§ **Supplied material**
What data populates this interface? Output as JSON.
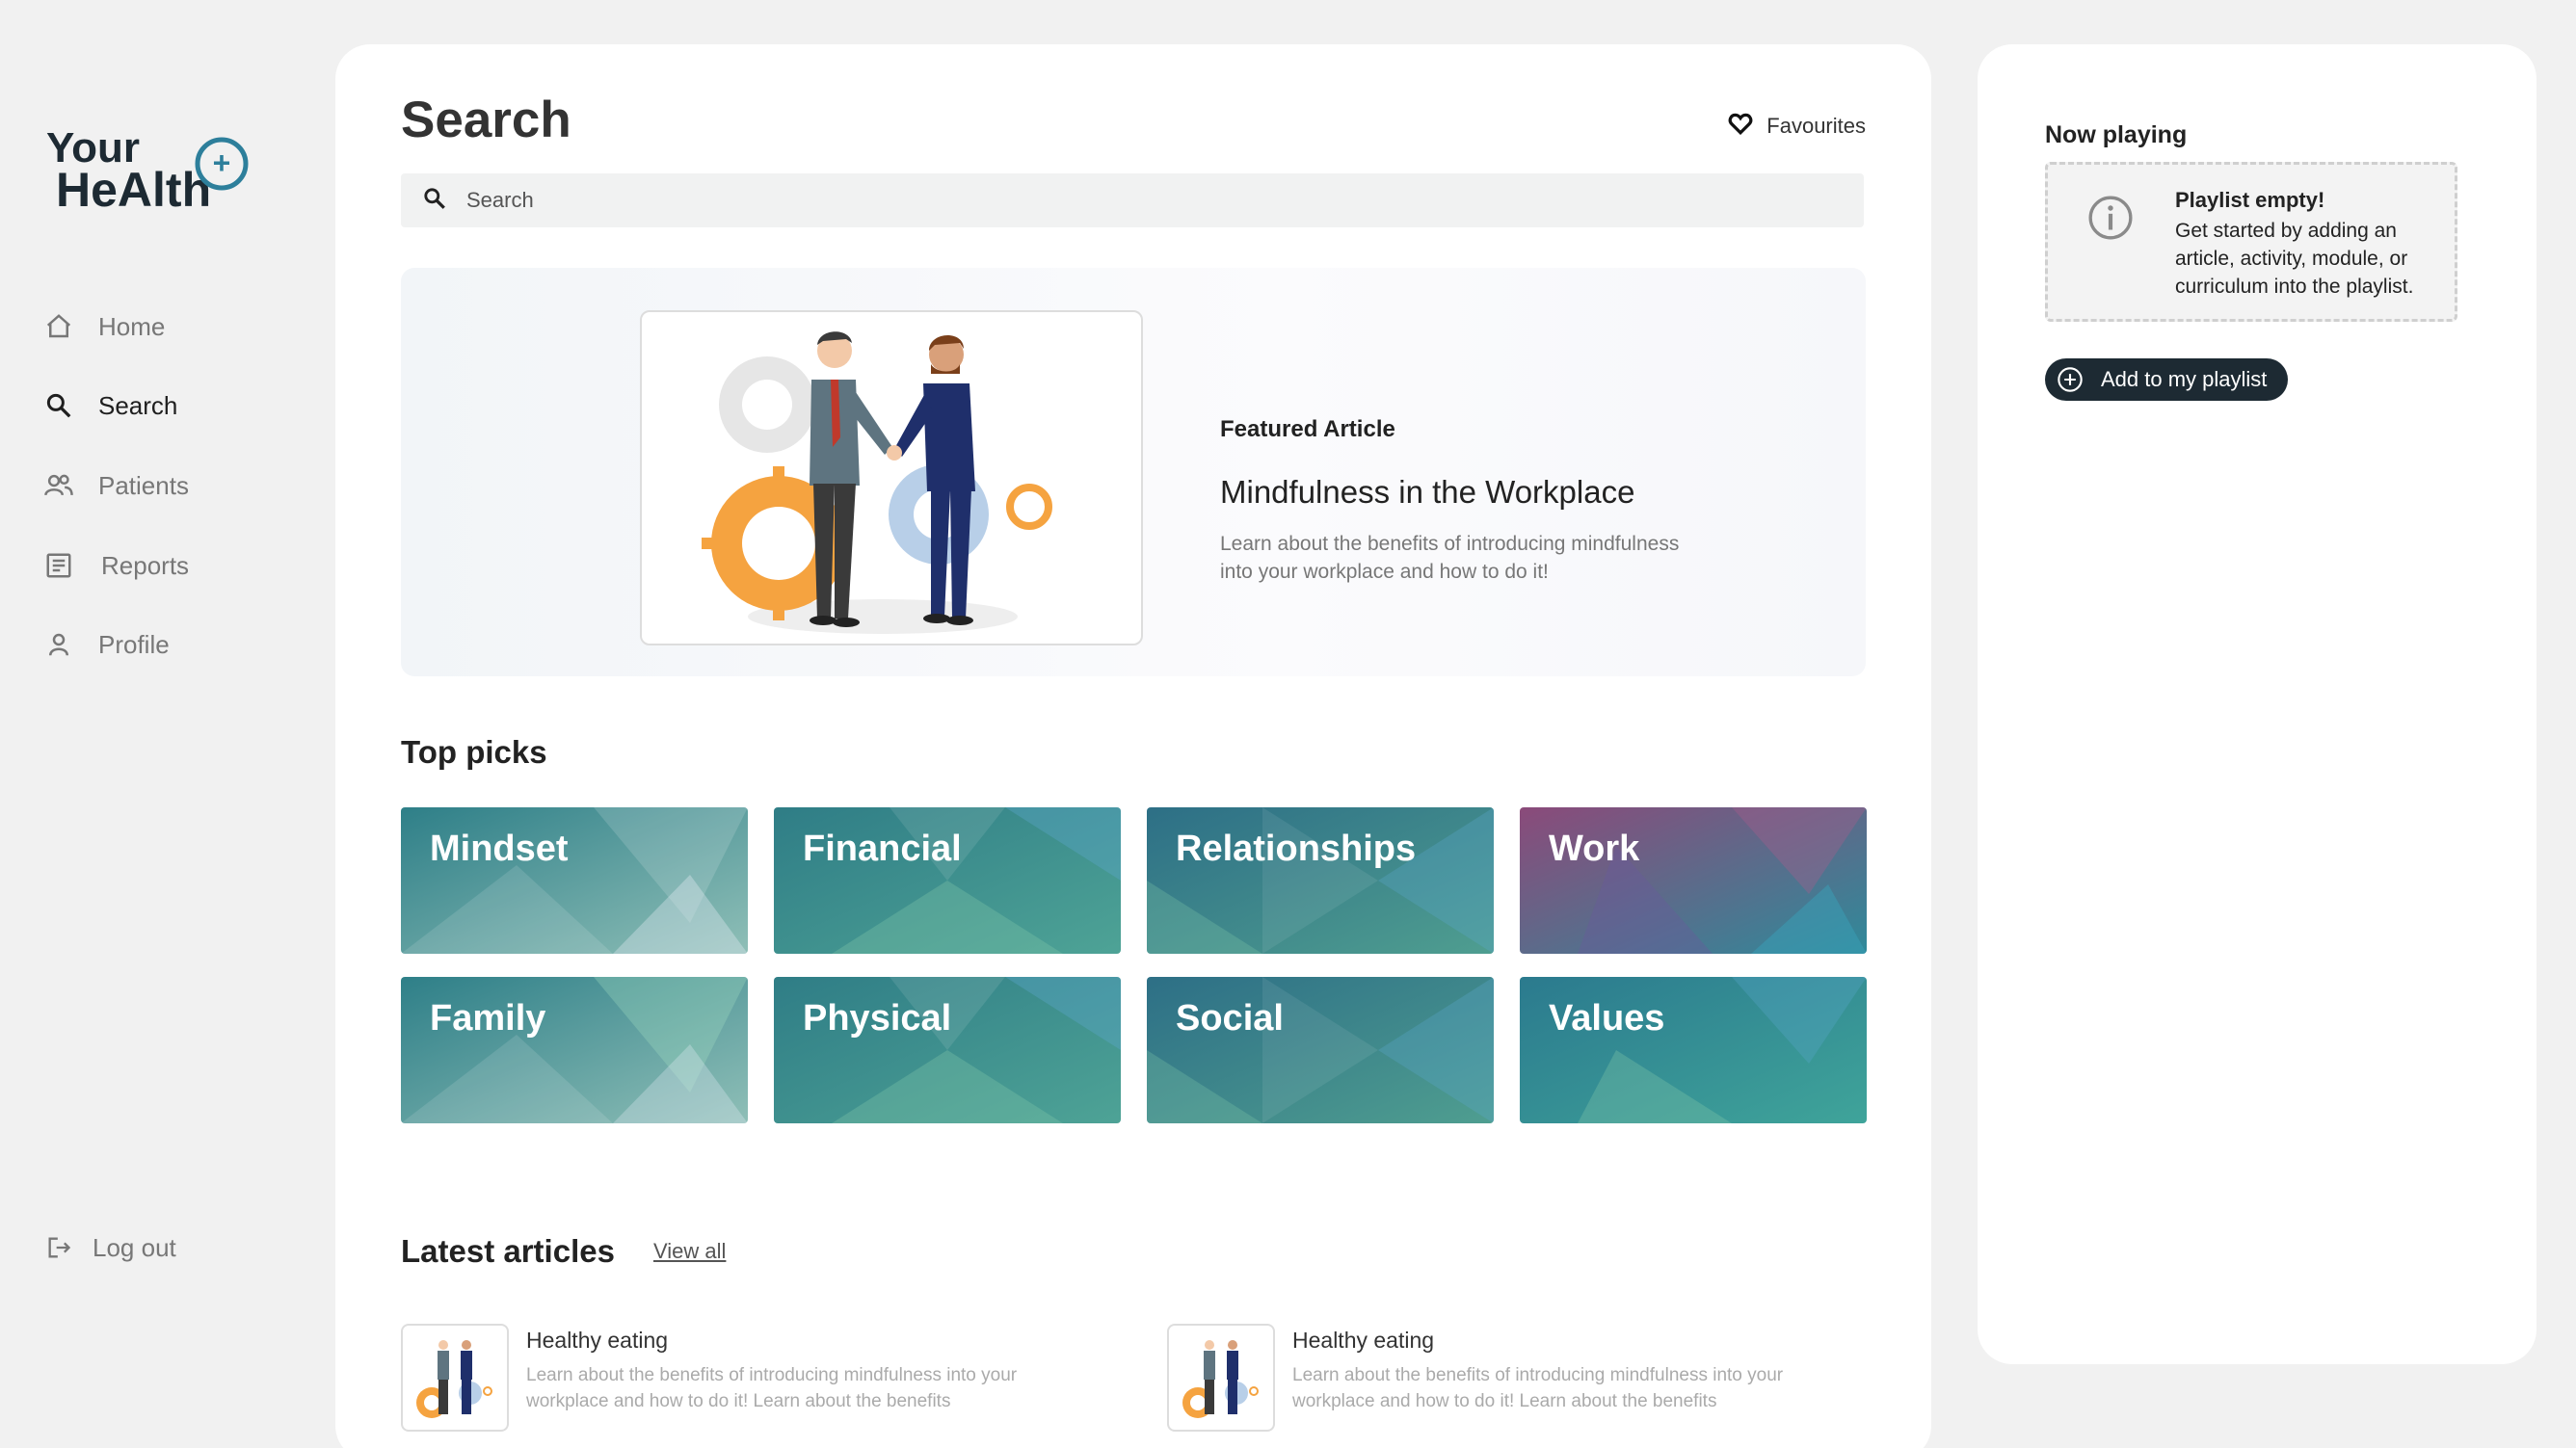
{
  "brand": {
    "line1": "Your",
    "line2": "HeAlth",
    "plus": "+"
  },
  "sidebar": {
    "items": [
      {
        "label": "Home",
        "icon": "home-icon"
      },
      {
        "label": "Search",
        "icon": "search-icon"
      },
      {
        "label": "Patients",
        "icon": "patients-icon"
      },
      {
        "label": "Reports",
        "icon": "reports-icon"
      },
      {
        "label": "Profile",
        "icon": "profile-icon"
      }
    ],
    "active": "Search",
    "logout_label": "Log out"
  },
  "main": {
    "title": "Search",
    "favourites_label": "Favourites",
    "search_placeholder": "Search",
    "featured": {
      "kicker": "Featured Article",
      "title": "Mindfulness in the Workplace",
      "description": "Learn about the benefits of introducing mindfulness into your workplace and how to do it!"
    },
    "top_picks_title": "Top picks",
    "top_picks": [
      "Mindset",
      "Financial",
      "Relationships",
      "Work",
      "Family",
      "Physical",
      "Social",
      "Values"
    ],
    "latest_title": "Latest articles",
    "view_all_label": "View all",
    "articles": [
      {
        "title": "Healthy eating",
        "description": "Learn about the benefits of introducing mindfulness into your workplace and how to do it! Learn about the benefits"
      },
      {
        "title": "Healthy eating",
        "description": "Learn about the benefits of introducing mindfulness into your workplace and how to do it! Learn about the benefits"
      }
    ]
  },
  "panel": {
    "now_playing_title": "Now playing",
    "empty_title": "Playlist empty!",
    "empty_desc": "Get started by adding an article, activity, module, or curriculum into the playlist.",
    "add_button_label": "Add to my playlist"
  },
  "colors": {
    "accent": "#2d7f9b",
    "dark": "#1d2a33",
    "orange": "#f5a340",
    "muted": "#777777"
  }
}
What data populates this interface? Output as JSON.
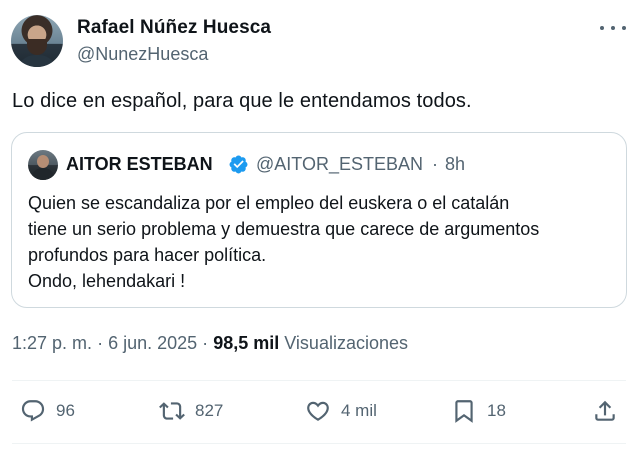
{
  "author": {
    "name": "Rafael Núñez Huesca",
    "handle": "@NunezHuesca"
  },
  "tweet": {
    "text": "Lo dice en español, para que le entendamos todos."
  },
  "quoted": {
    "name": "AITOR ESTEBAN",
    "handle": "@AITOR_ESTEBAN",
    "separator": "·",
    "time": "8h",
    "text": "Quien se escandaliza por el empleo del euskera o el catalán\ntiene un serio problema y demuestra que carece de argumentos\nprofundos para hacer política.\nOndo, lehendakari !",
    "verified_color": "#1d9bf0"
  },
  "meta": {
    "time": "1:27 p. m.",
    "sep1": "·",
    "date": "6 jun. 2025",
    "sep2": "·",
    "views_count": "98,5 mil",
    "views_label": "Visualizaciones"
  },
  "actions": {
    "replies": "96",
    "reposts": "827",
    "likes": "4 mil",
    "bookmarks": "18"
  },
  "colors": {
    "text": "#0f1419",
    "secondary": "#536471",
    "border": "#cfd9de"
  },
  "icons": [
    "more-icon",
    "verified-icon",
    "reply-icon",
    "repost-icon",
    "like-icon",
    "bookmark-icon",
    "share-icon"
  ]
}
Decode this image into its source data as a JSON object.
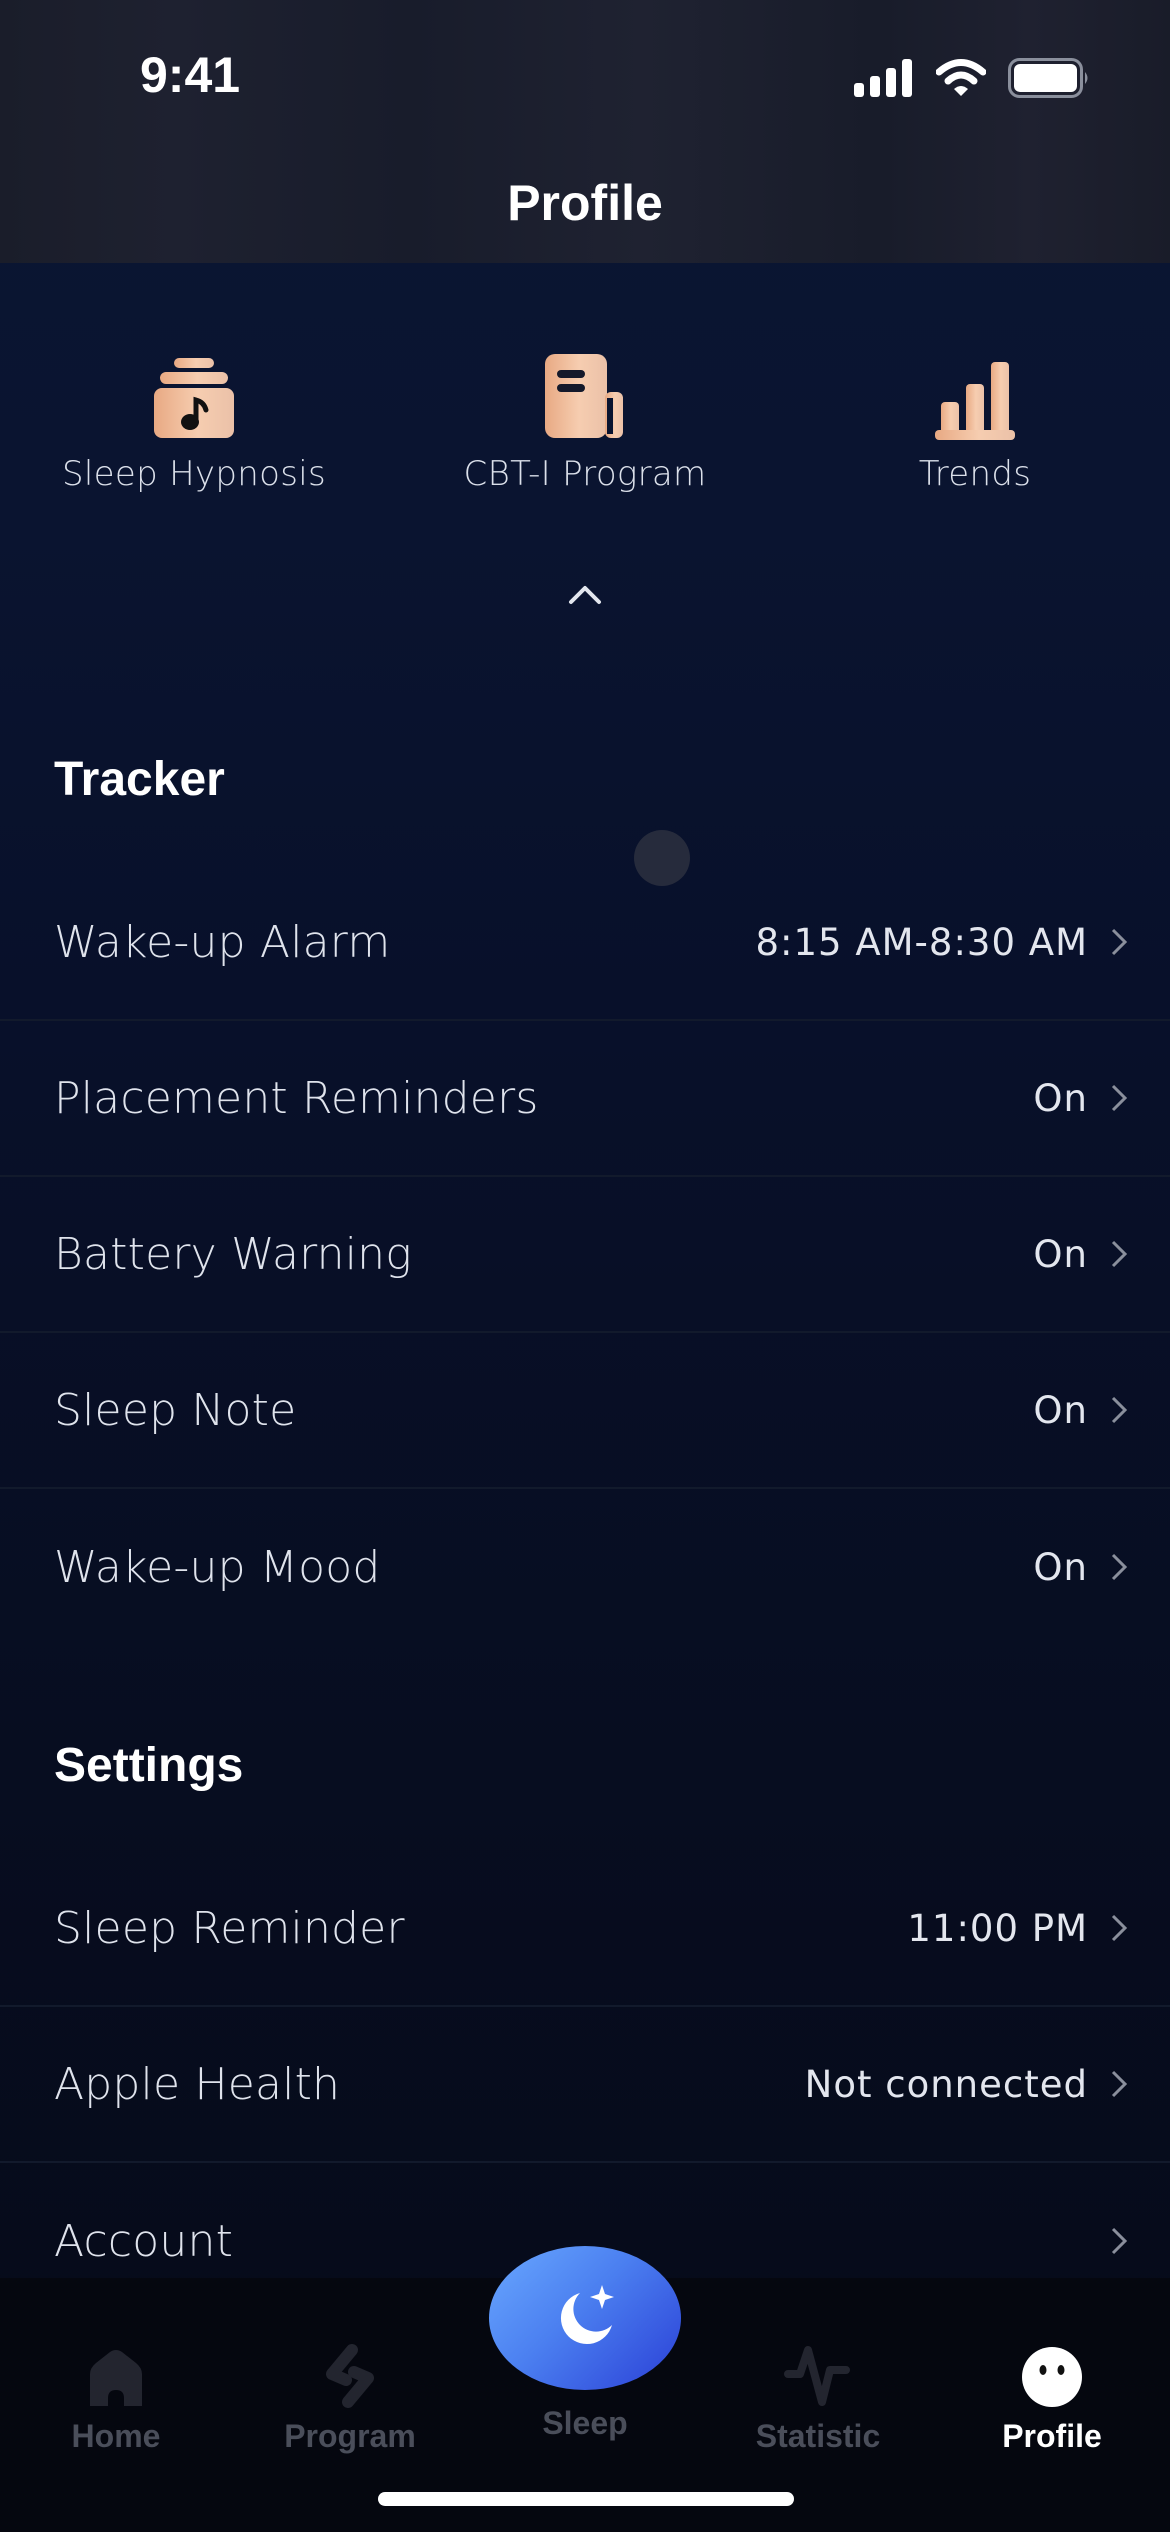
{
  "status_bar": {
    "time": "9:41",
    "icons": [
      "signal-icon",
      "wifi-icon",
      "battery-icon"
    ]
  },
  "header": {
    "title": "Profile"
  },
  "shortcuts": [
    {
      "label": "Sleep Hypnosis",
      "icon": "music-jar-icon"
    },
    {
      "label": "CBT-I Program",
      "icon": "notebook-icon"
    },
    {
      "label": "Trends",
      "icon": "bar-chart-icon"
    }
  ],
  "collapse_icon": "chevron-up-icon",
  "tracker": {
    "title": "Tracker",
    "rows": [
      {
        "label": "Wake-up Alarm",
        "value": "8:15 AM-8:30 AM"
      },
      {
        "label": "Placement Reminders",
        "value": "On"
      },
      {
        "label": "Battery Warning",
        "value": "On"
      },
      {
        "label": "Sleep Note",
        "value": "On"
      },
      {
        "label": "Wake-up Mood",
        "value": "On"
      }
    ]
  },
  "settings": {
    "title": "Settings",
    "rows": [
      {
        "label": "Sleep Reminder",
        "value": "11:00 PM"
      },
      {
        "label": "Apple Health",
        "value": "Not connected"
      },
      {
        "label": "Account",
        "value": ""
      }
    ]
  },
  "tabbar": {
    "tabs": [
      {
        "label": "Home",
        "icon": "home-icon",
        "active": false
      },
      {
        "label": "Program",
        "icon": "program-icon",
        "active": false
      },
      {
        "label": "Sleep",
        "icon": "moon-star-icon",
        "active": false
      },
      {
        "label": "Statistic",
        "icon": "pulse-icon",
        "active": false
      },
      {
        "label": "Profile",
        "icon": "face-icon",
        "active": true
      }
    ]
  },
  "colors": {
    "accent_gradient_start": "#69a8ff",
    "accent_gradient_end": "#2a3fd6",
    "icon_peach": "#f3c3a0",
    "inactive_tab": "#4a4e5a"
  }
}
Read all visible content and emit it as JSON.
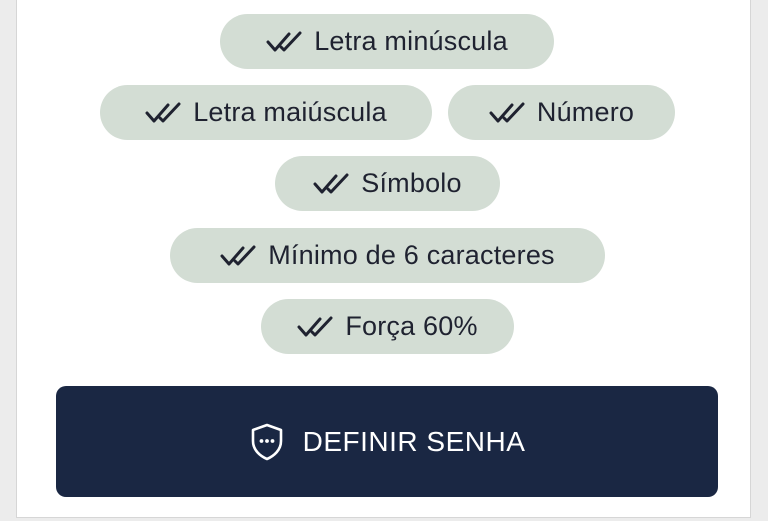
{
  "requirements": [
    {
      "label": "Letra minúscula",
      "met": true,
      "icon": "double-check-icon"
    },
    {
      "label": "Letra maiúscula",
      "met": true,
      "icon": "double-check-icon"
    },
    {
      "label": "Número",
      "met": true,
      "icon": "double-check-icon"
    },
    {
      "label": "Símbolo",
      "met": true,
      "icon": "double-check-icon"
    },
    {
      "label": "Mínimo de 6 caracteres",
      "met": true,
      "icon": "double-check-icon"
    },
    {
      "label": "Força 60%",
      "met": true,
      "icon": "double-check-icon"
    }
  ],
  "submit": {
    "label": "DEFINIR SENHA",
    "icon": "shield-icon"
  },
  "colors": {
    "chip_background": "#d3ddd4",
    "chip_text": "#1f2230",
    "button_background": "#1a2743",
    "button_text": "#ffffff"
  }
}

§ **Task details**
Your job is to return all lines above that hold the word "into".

§ **Solution to the problem**
      "description": "Learn about the benefits of introducing mindfulness into your workplace and how to do it!"
        "description": "Learn about the benefits of introducing mindfulness into your workplace and how to do it! Learn about the benefits"
        "description": "Learn about the benefits of introducing mindfulness into your workplace and how to do it! Learn about the benefits"
    "empty_desc": "Get started by adding an article, activity, module, or curriculum into the playlist.",
Decode this image into its source data as a JSON object.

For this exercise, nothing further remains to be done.